BENGALURU (REUTERS) - Cyber Monday was on track to bring in a record US$7.9 billion (S$10.86 billion) in US online sales, as millions of shoppers scoured for steep discounts on everything from Lego sets to big-screen TVs.
The marketing event was picking up steam on Monday evening as West Coast shoppers looked for deals after work and those on the East Coast made purchases before bedtime, according to Adobe Analytics, which measures transactions from 80 of the top 100 US retailers.
A late evening forecast from Adobe estimated sales would be US$100 million more than it had expected earlier in the day.
"Many shoppers have waited on certain purchases, with three hours tonight expected to bring in as much revenue as an average full day," said Taylor Schreiner, director of Adobe Digital Insights.
Target Corp and Amazon.com were pulling out all the stops, offering free delivery with no minimum order requirement and bombarding shoppers with promotional e-mails.
Companies' sales were up 20 per cent from a year earlier as of 7pm ET, including a surge in orders placed via mobile phones, Adobe Analytics found.
On Wall Street, investors showed their enthusiasm. Shares of Amazon closed up 5 per cent. Macy's Inc, Kohls Corp and Target shares rose as well.
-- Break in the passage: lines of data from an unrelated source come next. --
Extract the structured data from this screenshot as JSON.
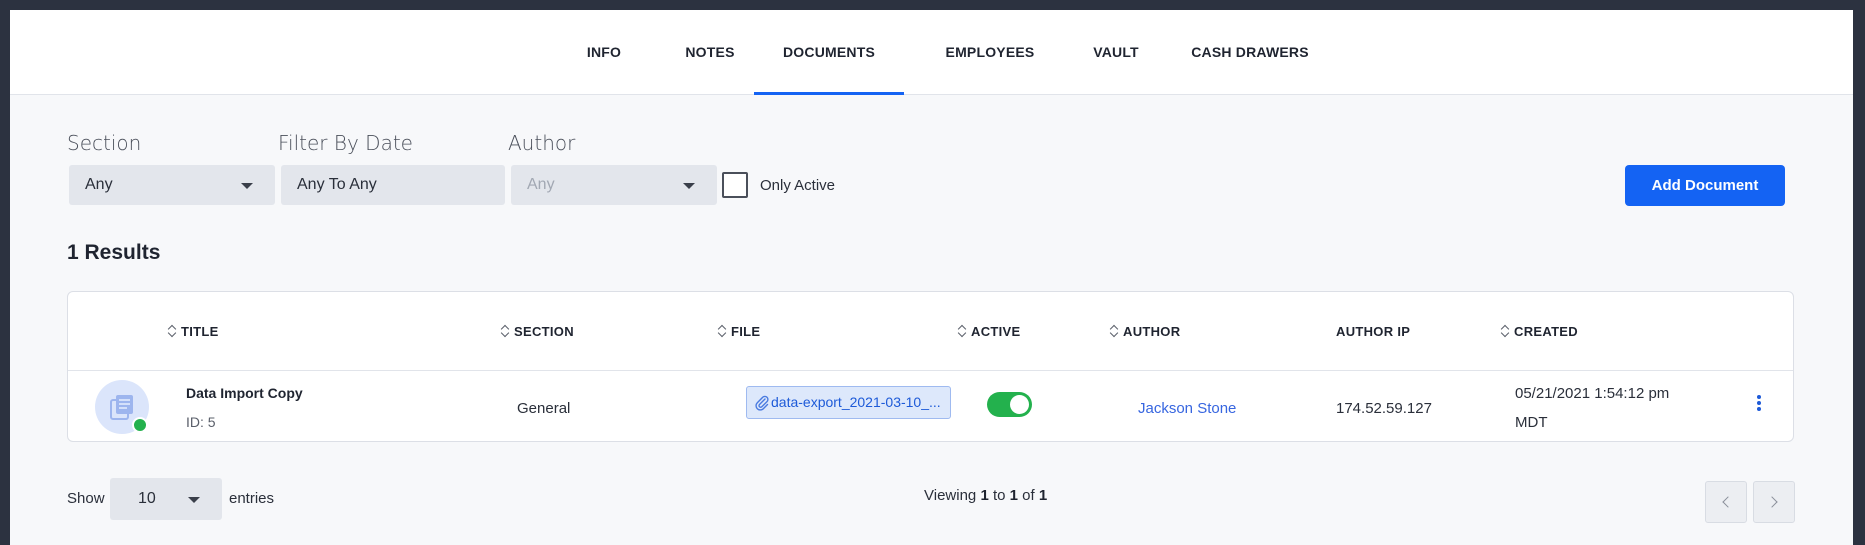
{
  "tabs": [
    {
      "label": "INFO",
      "active": false
    },
    {
      "label": "NOTES",
      "active": false
    },
    {
      "label": "DOCUMENTS",
      "active": true
    },
    {
      "label": "EMPLOYEES",
      "active": false
    },
    {
      "label": "VAULT",
      "active": false
    },
    {
      "label": "CASH DRAWERS",
      "active": false
    }
  ],
  "filters": {
    "section": {
      "label": "Section",
      "value": "Any"
    },
    "date": {
      "label": "Filter By Date",
      "value": "Any To Any"
    },
    "author": {
      "label": "Author",
      "value": "Any"
    },
    "only_active_label": "Only Active",
    "only_active_checked": false
  },
  "add_button_label": "Add Document",
  "results_label": "1 Results",
  "table": {
    "columns": [
      "TITLE",
      "SECTION",
      "FILE",
      "ACTIVE",
      "AUTHOR",
      "AUTHOR IP",
      "CREATED"
    ],
    "rows": [
      {
        "title": "Data Import Copy",
        "id": "ID: 5",
        "section": "General",
        "file": "data-export_2021-03-10_...",
        "active": true,
        "author": "Jackson Stone",
        "author_ip": "174.52.59.127",
        "created_line1": "05/21/2021 1:54:12 pm",
        "created_line2": "MDT"
      }
    ]
  },
  "footer": {
    "show_label": "Show",
    "page_size": "10",
    "entries_label": "entries",
    "viewing_prefix": "Viewing",
    "viewing_from": "1",
    "viewing_to_word": "to",
    "viewing_to": "1",
    "viewing_of_word": "of",
    "viewing_total": "1"
  },
  "colors": {
    "accent": "#1463f3",
    "status_online": "#23b14d",
    "link": "#3766e0"
  },
  "icons": [
    "document-stack-icon",
    "paperclip-icon",
    "kebab-menu-icon",
    "chevron-left-icon",
    "chevron-right-icon",
    "chevron-down-icon",
    "sort-icon"
  ]
}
In another estimate, Mastercard SpendingPulse forecast a 25 per cent jump in e-commerce sales to at least US$3 billion, based on sales via the Mastercard payments network and estimates for other payment forms such as cash and check.
These US forecasts still paled in comparison to Alibaba Group Holding's "Singles Day" earlier this month, when the Chinese e-commerce giant raked in US$30.7 billion in sales.
Some industry observers saw a downside to the US shopping frenzy.
Bob Phibbs, chief executive of New York-based consultancy the Retail Doctor, warned of potential store closures if brick-and-mortar players discounted items too heavily this holiday season.
"Online discounts and free shipping are significantly cutting into retailers' profits," he said. "Retailers are just spending money in the hopes that they don't lose too much more."
The promotional efforts also drew the ire of customers who complained they woke up to even more Cyber Monday e-mails than in years past.
"Yes retailers, I'm aware it's Cyber Monday even without the 150 emails," tweeted Keina (@RealMamaEagle), a user from Delaware.
DEEP DISCOUNTS ON TOYS
Drawing an estimated 75 million shoppers, the day was a test of retailers' online platforms and delivery operations.
Without the right IT infrastructure, the heavy traffic could have caused hours of glitches like those during Amazon's Prime Day marketing event in July.
But as of 10:00pm ET on Monday, no big US chain had notable technical difficulties, according to outage tracker DownDetector.com. On Black Friday some websites including apparel retailer J Crew and home improvement chain Lowe's had temporary outages.
Consumers are increasingly doing their holiday shopping online, diluting the importance of Black Friday, when shoppers traditionally flocked to brick-and-mortar stores for the best deals.
Adobe said the nationwide average shopping basket was US$138 so far for Cyber Monday, up 6 per cent from last year.
"I find Cyber Monday to be more convenient than Black Friday," said Jeissy Casilla, 23, a retail worker in Puerto Rico. "I think that Cyber Monday is better in terms of how much you can get done while doing so little - basically a better chance at the best deals."
Toys were expected to have the biggest discounts, Adobe Analytics said, as retailers rush to fill the void left by the bankruptcy of top US toy retailer Toys "R" Us.
Target offered 30 per cent off on select toys, while Kohl's discounted Lego sets between 30 per cent and 40 per cent.
"This year, retailers are much clearer about where their strengths lie, rather than just attempting to beat Amazon at its own game," said retail analyst Carol Spieckerman.
The National Retail Federation forecast US holiday retail sales, including online, in November and December will increase between 4.3 per cent and 4.8 per cent over 2017, for a total of US$717.45 billion to US$720.89 billion.